The US Environmental Protection Agency (EPA) reversed a Trump administration decision involving use of nuclear materials. On June 30, the EPA announced that it was “withdrawing, revoking and rescinding” its conditional approval of The Fertilizer Institute’s (TFI) request to approve the use of phosphogypsum (PG) in road construction. PG is a radioactive byproduct of fertilizer production and is regulated by the EPA. This action follows the EPA’s earlier announcement that it is reviewing a Trump administration decision on cleanup standards for radionuclide-contaminated effluent at a Tennessee Superfund site, which we reported on. Together, the two decisions confirm that the EPA continues to scrutinize prior agency decisions and to more strictly regulate radioactive materials.
The US Environmental Protection Agency (EPA) recently announced a site-specific review that has broader implications for Superfund site cleanups with radionuclide contamination. The EPA is reviewing a Trump-era decision on the applicability of water quality regulations for radionuclide-contaminated effluent from a Tennessee Superfund site. This review could result in reversing the prior determination that the Clean Water Act’s (CWA’s) technology-based effluent limits do not apply. If the EPA reverses this decision, it could signal that the EPA is looking to impose more stringent standards for the cleanup and discharge of radionuclide-contaminated water at other sites.
The NRC recently published an advance notice of proposed rulemaking (ANPR) seeking public comments on possible amendments to its National Environmental Policy Act (NEPA) regulations on categorical exclusions. Comments are due by July 21, 2021.
The NRC published a notice of a petition for rulemaking from the Tribal Radioactive Materials Transportation Committee (TRMTC) in the Federal Register on April 9 asking the NRC to revise 10 CFR Part 37 to require that licensees provide advanced notification to participating tribal governments of certain radioactive material shipments that will cross a tribe’s reservation.
The US Nuclear Regulatory Commission (NRC) Staff has sought the Commission’s approval to initiate a rulemaking to update the agency’s environmental protection regulations for licensing activities.
The Consolidated Appropriations Act, 2021, signed into law on December 27, includes the Energy Act of 2020 (Energy Act) and the Taxpayer Certainty and Disaster Tax Relief Act of 2020 (Taxpayer Act), which contains tax provisions important to the energy sector.
In a recently issued NRC adjudicatory decision, the Commission reaffirmed its regulatory interpretation allowing power reactor licensees applying for subsequent license renewal (SLR), and the NRC Staff reviewing these applications, to rely on the NRC’s Generic Environmental Impact Statement (GEIS) for License Renewal of Nuclear Plants (GEIS). Two of the five Commissioners dissented, however, arguing this interpretation violates the NRC’s obligations under the National Environmental Policy Act (NEPA).
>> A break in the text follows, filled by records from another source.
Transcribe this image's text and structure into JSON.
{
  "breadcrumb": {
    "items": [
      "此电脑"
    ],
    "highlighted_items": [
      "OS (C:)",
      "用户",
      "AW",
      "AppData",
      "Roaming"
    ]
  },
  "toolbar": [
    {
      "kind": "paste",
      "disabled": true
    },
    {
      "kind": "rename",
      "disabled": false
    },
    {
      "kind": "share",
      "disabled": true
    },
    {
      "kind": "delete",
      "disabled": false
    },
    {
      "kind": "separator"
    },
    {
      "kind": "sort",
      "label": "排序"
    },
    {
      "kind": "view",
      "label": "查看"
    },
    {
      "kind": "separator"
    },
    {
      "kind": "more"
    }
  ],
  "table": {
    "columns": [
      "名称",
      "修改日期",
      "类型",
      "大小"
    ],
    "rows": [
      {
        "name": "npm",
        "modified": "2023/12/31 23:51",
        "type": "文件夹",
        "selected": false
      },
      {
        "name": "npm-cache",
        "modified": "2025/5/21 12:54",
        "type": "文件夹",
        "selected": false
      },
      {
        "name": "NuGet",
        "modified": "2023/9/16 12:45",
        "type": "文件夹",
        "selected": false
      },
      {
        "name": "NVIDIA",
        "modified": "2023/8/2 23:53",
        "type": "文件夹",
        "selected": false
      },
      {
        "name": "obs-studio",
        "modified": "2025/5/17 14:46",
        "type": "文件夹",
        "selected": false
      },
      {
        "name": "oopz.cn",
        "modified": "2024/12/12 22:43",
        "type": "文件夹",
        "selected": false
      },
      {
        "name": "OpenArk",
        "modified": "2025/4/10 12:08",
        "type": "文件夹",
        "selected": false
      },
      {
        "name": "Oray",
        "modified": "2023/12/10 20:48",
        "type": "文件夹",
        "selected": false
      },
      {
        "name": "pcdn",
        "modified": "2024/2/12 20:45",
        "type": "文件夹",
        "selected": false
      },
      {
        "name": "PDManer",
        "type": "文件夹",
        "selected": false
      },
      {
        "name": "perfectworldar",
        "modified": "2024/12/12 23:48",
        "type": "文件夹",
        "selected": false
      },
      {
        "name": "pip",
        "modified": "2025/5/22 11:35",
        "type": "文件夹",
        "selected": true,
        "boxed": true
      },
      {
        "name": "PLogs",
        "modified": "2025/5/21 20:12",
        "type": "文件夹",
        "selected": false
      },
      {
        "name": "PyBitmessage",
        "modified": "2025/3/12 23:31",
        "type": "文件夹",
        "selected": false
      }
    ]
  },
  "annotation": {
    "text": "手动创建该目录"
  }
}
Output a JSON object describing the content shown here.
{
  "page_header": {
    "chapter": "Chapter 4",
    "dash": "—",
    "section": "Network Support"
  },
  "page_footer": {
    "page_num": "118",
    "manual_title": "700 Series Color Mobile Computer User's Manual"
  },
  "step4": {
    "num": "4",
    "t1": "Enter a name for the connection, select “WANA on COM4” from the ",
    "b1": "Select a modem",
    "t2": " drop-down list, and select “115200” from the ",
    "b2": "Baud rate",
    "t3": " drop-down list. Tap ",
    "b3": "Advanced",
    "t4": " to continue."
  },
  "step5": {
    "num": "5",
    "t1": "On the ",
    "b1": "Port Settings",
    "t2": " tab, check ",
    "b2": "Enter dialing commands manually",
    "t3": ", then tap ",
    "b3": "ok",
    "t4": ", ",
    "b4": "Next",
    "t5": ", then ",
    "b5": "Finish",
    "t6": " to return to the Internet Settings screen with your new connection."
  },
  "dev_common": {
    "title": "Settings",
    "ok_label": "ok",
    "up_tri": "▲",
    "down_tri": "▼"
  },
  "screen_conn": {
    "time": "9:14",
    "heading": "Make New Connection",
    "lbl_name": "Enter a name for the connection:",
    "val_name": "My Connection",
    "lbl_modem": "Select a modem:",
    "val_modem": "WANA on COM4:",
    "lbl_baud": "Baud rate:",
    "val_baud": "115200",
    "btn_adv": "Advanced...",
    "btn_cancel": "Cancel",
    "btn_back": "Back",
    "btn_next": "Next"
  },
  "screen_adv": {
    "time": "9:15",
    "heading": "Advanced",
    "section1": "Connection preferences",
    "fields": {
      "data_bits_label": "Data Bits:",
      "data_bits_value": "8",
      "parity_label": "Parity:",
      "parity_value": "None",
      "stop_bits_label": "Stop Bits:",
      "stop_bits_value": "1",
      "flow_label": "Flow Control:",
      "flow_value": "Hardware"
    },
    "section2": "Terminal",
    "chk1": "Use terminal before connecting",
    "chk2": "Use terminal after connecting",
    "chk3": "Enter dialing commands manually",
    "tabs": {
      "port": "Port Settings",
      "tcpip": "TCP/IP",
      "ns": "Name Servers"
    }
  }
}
The White House’s Council on Environmental Quality (CEQ) recently published in the Federal Register a final rule, Update to the Regulations Implementing the Procedural Provisions of the National Environmental Policy Act. The final rule is the latest in a series of actions taken by the Trump administration and the CEQ to “modernize and clarify” the CEQ’s National Environmental Policy Act (NEPA) implementing regulations to “facilitate more efficient, effective, and timely NEPA reviews by Federal agencies in connection with proposals for agency action.”
The NRC Office of Nuclear Reactor Regulation (NRR) recently issued Revision 4 to Office Instruction LIC-203, “Procedural Guidance for Categorical Exclusions, Environmental Assessments, and Considering Environmental Issues.” The update reflects recent NRC organizational changes and internal procedures related to the agency’s environmental review activities. These changes do not impose any new obligations on NRC applicants. However, a proper understanding of the agency’s internal processes can be helpful in developing successful licensing strategies. The key changes are summarized below.
Our energy lawyers have prepared a LawFlash addressing the notice of proposed rulemaking (NPRM), “Update to the Regulations Implementing the Procedural Provisions of the National Environmental Policy Act,” published today in the Federal Register by the White House’s Council on Environmental Quality (CEQ).